Written by Andrew Seale

Jonah Midanik may have started his first company in Toronto 15 years ago but he didn’t really understand what the city meant to him until well into his serial entrepreneur days.

“We didn't know this at the time because we were so young but if we'd have started in pretty much any other city in the world we would have been dead in the water,” says Jonah referring to Casino Media, a company he started with a friend in their 20s selling advertising on pool table felts.

He points to their ignorance to the fact that much of the marketing in Canada, particularly beverage and consumer packaged goods, was based here.

“It cost us TTC fare or a tank of gas to go and talk to these marketers rather than having to fly everywhere,” he recalls. “And we found people a little bit willing to take a shot on two kids who didn't really know.”

Shortly after he transitioned from his pool felt gig to building a successful experiential marketing agency called Immersion Media.

“We eventually grew into about 25 employees in Liberty Village (with) big clients like Mercedes Benz, Poker Stars and President's Choice Financial,” he says. “I sold that business to one of my partners and left to another Toronto business – Virgin Gaming.”

Again, he was surprised to find that online gaming had a “huge footprint in Toronto.” He stayed there for a while before taking a job in Las Vegas but found “it didn't nearly have nearly this startup ecosystem.”

Eventually he returned to Toronto having seen how it looked on the other side and decided it was time to combine all the lessons he’d learned from 15 years in the advertising and marketing sphere into Limelight, an experiential marketing automation and analysis software.

The platform lets branders scheme up entire experiential campaigns or events then communicate to all parties involved, tracking and analyzing the results in the process.

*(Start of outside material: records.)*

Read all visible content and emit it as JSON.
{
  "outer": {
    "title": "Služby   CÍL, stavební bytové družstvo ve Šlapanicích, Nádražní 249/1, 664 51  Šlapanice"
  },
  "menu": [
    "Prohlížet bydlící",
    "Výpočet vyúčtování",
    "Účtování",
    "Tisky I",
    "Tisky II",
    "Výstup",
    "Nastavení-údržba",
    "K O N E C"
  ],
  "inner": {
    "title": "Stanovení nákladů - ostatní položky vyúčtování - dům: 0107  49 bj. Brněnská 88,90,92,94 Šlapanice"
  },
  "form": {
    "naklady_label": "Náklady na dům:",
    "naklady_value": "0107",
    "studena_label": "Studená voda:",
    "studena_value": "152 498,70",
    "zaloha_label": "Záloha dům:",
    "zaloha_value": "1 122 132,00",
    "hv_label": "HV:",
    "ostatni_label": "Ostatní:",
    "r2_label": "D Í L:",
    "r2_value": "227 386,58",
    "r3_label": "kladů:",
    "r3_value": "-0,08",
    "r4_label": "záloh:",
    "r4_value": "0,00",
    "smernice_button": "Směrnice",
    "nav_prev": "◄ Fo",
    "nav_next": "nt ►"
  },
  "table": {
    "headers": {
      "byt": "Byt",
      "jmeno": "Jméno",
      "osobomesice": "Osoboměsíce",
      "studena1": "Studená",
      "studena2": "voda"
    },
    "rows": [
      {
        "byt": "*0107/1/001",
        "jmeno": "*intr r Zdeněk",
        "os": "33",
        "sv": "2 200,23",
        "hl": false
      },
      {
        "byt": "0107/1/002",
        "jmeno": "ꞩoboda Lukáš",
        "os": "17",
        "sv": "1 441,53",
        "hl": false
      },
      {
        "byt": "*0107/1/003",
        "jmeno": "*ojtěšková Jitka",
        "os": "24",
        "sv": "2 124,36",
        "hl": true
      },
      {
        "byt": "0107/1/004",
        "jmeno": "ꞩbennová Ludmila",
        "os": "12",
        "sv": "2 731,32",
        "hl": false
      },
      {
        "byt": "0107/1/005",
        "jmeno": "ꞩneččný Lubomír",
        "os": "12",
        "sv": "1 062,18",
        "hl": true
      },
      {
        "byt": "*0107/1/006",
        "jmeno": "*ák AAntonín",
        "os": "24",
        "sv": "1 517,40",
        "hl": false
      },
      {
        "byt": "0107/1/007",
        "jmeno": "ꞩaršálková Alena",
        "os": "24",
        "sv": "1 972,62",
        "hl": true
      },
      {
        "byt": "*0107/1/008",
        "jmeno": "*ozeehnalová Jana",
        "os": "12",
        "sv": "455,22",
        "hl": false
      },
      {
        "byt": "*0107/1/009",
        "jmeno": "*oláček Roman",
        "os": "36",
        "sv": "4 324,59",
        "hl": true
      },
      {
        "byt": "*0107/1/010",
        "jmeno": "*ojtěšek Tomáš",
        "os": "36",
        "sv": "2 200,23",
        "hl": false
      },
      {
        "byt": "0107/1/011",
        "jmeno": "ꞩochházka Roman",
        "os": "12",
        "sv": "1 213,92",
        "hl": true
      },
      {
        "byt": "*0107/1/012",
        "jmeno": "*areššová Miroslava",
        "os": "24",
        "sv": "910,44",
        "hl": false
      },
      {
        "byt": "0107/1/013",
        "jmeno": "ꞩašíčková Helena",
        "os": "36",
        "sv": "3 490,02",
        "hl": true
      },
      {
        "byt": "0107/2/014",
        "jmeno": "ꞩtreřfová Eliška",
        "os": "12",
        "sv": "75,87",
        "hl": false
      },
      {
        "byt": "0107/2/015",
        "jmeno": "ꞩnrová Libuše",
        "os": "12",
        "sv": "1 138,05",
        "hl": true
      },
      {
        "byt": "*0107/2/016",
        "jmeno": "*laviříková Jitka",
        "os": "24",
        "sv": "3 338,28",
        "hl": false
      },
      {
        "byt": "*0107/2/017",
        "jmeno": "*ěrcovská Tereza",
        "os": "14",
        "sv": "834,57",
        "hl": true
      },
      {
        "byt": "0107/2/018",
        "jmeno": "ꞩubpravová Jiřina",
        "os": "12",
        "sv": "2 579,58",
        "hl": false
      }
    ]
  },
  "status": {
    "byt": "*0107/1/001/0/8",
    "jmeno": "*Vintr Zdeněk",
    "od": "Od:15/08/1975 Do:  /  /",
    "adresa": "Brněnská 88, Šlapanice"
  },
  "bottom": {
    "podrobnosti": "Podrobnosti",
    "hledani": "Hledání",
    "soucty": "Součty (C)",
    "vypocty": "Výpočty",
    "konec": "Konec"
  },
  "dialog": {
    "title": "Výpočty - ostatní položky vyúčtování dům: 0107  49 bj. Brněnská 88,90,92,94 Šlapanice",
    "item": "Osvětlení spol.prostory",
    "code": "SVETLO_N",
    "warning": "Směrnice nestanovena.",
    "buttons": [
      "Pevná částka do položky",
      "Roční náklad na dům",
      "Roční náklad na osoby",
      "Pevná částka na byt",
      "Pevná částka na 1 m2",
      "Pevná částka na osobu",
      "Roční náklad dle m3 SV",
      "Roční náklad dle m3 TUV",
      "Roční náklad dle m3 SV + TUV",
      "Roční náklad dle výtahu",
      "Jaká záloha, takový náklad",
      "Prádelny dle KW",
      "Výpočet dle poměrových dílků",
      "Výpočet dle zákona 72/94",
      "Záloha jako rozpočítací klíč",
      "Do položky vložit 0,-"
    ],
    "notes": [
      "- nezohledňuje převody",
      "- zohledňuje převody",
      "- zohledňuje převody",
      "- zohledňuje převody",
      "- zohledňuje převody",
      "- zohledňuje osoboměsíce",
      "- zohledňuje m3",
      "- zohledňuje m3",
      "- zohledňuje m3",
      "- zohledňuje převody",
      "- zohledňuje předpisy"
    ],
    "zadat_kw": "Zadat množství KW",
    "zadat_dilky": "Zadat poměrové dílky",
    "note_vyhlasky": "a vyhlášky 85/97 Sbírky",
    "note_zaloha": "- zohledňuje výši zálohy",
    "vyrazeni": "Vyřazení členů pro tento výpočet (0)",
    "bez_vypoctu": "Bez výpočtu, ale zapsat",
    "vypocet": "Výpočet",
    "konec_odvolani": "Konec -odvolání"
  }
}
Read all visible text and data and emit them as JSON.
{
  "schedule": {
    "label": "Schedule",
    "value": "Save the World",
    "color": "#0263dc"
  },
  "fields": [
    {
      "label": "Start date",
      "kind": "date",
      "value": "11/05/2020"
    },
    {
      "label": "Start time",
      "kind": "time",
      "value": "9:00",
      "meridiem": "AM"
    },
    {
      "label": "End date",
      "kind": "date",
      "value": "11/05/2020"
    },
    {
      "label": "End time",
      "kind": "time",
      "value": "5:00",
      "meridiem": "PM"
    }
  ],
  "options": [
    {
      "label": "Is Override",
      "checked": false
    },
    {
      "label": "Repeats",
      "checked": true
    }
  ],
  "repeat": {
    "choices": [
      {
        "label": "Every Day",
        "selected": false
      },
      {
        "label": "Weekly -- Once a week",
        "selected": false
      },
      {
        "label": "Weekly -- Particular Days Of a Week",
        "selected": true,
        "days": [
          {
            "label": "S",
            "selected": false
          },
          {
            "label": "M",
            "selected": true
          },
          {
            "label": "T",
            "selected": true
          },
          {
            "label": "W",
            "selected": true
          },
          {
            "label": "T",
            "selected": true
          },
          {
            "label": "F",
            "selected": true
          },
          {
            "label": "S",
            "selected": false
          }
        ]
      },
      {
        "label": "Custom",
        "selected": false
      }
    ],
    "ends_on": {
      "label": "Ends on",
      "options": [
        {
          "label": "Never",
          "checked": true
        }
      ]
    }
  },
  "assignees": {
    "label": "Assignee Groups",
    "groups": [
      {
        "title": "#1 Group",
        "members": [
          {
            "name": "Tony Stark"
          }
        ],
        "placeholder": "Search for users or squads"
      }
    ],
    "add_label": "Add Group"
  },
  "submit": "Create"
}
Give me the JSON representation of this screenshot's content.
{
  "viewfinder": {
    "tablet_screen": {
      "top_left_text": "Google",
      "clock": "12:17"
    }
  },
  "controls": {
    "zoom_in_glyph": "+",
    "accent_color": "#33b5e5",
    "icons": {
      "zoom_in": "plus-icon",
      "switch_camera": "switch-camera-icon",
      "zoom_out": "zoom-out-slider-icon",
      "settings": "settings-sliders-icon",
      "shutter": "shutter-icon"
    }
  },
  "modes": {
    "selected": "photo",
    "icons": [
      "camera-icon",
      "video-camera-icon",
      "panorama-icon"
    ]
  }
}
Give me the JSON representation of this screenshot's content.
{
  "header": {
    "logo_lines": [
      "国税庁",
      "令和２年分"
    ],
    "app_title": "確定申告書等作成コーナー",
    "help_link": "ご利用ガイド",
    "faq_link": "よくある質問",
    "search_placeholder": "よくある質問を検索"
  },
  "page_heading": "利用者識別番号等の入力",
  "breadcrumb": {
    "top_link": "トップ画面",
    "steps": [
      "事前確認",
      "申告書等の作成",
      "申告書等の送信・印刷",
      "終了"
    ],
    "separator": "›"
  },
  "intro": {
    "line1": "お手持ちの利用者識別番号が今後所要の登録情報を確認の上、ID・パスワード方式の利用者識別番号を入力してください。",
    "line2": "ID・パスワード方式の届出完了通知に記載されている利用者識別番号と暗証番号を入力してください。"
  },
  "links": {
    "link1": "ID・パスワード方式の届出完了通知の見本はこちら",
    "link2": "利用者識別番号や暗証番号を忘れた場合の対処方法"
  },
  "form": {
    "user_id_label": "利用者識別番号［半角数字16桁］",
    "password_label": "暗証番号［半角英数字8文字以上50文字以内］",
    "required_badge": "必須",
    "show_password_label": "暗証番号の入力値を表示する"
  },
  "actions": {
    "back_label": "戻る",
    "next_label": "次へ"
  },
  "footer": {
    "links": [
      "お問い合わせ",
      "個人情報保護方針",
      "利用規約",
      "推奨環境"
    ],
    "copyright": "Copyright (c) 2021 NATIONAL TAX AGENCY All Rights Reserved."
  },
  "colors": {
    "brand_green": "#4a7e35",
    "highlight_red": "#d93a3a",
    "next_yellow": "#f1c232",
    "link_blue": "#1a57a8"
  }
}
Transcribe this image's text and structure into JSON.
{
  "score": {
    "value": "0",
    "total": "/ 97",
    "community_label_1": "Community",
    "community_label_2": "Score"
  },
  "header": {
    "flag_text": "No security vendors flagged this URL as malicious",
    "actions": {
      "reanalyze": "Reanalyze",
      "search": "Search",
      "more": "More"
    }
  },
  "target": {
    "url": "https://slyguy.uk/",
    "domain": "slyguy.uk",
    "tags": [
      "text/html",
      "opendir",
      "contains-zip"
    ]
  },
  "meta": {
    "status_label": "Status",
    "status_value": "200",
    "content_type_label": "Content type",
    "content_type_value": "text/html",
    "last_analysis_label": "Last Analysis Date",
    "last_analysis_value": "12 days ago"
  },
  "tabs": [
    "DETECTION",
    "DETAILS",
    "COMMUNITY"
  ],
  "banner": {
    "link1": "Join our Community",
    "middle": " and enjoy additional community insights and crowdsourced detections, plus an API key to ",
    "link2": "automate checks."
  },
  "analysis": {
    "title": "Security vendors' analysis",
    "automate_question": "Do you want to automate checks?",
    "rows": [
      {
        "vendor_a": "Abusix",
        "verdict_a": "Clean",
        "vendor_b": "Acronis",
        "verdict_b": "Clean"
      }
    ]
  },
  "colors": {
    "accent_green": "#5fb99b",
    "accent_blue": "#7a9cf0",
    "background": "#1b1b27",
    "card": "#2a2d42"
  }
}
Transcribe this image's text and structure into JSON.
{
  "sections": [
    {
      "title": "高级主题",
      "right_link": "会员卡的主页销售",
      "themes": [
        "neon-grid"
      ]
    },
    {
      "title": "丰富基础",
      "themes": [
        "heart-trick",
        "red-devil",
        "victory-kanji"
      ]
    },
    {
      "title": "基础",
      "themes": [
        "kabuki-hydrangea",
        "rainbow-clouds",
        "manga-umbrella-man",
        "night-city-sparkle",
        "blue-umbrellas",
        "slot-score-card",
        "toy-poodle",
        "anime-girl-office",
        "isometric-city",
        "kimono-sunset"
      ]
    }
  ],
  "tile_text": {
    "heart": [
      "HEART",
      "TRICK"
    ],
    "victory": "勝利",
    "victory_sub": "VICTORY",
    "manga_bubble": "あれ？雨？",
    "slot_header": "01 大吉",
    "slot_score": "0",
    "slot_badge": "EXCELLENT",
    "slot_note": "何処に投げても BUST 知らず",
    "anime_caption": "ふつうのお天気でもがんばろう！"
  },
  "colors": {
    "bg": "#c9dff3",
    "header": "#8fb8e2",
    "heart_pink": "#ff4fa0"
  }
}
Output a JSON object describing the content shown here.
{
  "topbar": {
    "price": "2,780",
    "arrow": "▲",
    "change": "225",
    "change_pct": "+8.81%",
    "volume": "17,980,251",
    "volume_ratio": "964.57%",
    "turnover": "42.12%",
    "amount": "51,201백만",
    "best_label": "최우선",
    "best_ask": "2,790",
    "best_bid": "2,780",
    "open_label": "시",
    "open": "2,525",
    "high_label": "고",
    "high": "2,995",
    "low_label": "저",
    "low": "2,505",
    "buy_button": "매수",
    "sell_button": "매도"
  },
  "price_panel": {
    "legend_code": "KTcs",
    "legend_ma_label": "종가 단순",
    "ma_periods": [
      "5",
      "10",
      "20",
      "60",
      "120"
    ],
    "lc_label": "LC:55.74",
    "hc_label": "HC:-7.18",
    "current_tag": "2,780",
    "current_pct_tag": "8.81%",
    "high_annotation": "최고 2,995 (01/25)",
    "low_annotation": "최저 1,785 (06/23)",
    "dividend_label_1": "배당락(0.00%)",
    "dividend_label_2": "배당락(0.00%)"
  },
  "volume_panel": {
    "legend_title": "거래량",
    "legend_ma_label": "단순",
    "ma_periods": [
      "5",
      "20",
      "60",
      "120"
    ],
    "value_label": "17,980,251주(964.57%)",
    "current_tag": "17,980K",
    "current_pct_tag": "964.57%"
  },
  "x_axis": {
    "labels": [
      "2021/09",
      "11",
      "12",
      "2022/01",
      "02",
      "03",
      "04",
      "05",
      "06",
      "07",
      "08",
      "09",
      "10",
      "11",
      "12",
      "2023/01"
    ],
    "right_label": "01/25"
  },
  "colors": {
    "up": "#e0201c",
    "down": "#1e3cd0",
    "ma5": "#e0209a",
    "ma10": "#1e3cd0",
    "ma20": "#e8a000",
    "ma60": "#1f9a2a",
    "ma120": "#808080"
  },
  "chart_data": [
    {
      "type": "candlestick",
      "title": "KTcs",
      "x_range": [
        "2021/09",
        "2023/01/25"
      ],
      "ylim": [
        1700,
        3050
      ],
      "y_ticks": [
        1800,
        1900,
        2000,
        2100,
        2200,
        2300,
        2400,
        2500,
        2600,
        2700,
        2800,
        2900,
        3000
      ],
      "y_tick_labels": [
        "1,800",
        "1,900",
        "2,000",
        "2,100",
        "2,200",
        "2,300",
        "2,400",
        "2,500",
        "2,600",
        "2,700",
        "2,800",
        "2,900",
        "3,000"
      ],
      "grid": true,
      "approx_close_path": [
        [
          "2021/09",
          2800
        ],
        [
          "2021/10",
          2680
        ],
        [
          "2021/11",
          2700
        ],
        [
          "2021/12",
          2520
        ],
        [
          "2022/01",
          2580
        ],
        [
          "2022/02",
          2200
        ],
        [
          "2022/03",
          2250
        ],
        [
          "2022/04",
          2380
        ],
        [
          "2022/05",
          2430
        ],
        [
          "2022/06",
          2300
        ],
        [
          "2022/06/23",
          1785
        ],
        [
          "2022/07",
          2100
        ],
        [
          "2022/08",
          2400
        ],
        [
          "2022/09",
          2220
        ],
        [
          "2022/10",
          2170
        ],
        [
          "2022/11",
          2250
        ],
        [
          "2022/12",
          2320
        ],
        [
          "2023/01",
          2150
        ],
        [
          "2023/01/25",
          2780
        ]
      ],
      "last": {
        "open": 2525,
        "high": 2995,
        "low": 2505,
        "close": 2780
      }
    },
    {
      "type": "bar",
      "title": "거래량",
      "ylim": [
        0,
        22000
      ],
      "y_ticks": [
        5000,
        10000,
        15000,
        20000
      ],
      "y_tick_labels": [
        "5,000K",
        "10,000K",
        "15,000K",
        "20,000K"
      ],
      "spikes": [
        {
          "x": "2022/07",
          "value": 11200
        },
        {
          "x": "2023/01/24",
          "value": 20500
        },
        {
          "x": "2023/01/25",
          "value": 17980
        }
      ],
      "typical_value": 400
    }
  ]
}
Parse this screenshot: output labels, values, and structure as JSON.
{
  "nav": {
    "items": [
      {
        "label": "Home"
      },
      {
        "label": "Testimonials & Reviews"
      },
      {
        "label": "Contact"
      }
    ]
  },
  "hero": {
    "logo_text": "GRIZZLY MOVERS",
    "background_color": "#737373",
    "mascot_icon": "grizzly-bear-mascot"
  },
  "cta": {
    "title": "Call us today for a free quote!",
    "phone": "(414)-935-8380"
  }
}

“They can plan what's going to happen on the web, what's going to happen on mobile, what's going to happen on the site through applications or staff applications or kiosks, how the customers going to be communicated with and everyone can get on the same page,” says Jonah. “Then they can actually build all those assets, there's no more need for coders, no more need for developers.”

So far Limelight has wooed big brands like BMW, Molson and Scotiabank for campaigns and raised startup capital in Toronto. He points out that while startups often complain about the “conservative” venture capital environment in Toronto, he thinks it manifests itself in a positive way.

“In 2015 they were throwing money around the Valley like it was going out of style… with the venture capital slowdown (there), it hasn't happened nearly as much in Toronto because the valuations were never as crazy here,” says Jonah “That's the unique thing about this city… even though we still have access to the US market, it's a little more stable.”

Limelight launched its beta version in September 2015 with the Toronto ecosystem committing the bulk of funding.

“Toronto is home – we will continue to live and operate here, there's no desire to pick up and move to the Bay area or New York,” says Jonah. And looking back on it, he admits, the city has always been kind to him.

“Shopify and Sysomos, Meriden, Eloquoa – company after company after company (there’s) a large marketing component to all of those businesses,” he says. “And we've proven quite conclusively you can build a great marketing technology business in Canada … so no this is home and you know regardless of what success we might be lucky enough to attain, there's absolutely no desire to change that.”